Work to complete: Go through the listing and set it down exactly, leaving out its pictures.

□ □ □ □ □ □ □

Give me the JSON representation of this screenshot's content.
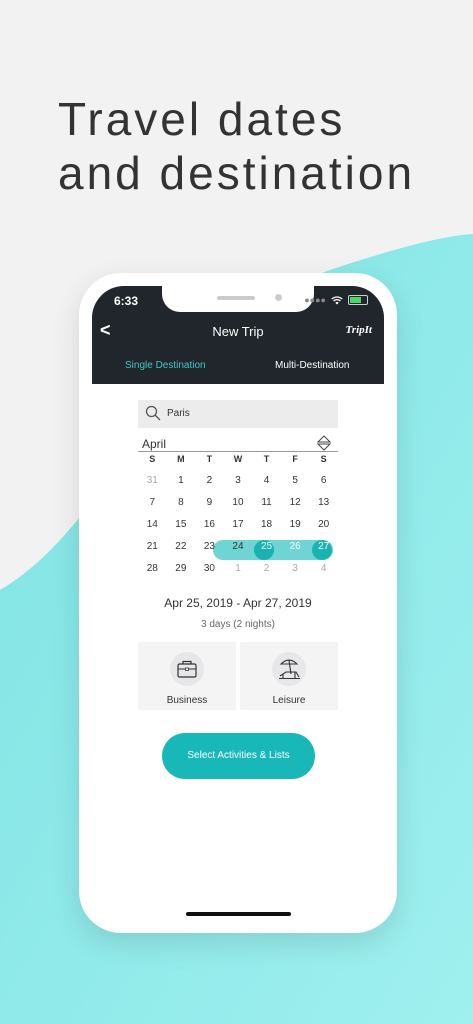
{
  "headline": {
    "line1": "Travel dates",
    "line2": "and destination"
  },
  "status": {
    "time": "6:33"
  },
  "nav": {
    "back": "<",
    "title": "New Trip",
    "logo": "TripIt"
  },
  "tabs": {
    "single": "Single Destination",
    "multi": "Multi-Destination"
  },
  "search": {
    "value": "Paris"
  },
  "calendar": {
    "month": "April",
    "weekdays": [
      "S",
      "M",
      "T",
      "W",
      "T",
      "F",
      "S"
    ],
    "weeks": [
      [
        "31",
        "1",
        "2",
        "3",
        "4",
        "5",
        "6"
      ],
      [
        "7",
        "8",
        "9",
        "10",
        "11",
        "12",
        "13"
      ],
      [
        "14",
        "15",
        "16",
        "17",
        "18",
        "19",
        "20"
      ],
      [
        "21",
        "22",
        "23",
        "24",
        "25",
        "26",
        "27"
      ],
      [
        "28",
        "29",
        "30",
        "1",
        "2",
        "3",
        "4"
      ]
    ]
  },
  "summary": {
    "range": "Apr 25, 2019 - Apr 27, 2019",
    "duration": "3 days (2 nights)"
  },
  "trip_types": {
    "business": "Business",
    "leisure": "Leisure"
  },
  "cta": {
    "label": "Select Activities & Lists"
  },
  "colors": {
    "accent": "#19b8b8",
    "range_light": "#6fd4d4",
    "dark_bar": "#21262d",
    "wave": "#8fe8e8"
  }
}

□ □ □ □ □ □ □

Completed task:
Give me the JSON representation of this screenshot's content.
{
  "headline": {
    "line1": "Travel dates",
    "line2": "and destination"
  },
  "status": {
    "time": "6:33"
  },
  "nav": {
    "back": "<",
    "title": "New Trip",
    "logo": "TripIt"
  },
  "tabs": {
    "single": "Single Destination",
    "multi": "Multi-Destination"
  },
  "search": {
    "value": "Paris"
  },
  "calendar": {
    "month": "April",
    "weekdays": [
      "S",
      "M",
      "T",
      "W",
      "T",
      "F",
      "S"
    ],
    "weeks": [
      [
        "31",
        "1",
        "2",
        "3",
        "4",
        "5",
        "6"
      ],
      [
        "7",
        "8",
        "9",
        "10",
        "11",
        "12",
        "13"
      ],
      [
        "14",
        "15",
        "16",
        "17",
        "18",
        "19",
        "20"
      ],
      [
        "21",
        "22",
        "23",
        "24",
        "25",
        "26",
        "27"
      ],
      [
        "28",
        "29",
        "30",
        "1",
        "2",
        "3",
        "4"
      ]
    ]
  },
  "summary": {
    "range": "Apr 25, 2019 - Apr 27, 2019",
    "duration": "3 days (2 nights)"
  },
  "trip_types": {
    "business": "Business",
    "leisure": "Leisure"
  },
  "cta": {
    "label": "Select Activities & Lists"
  },
  "colors": {
    "accent": "#19b8b8",
    "range_light": "#6fd4d4",
    "dark_bar": "#21262d",
    "wave": "#8fe8e8"
  }
}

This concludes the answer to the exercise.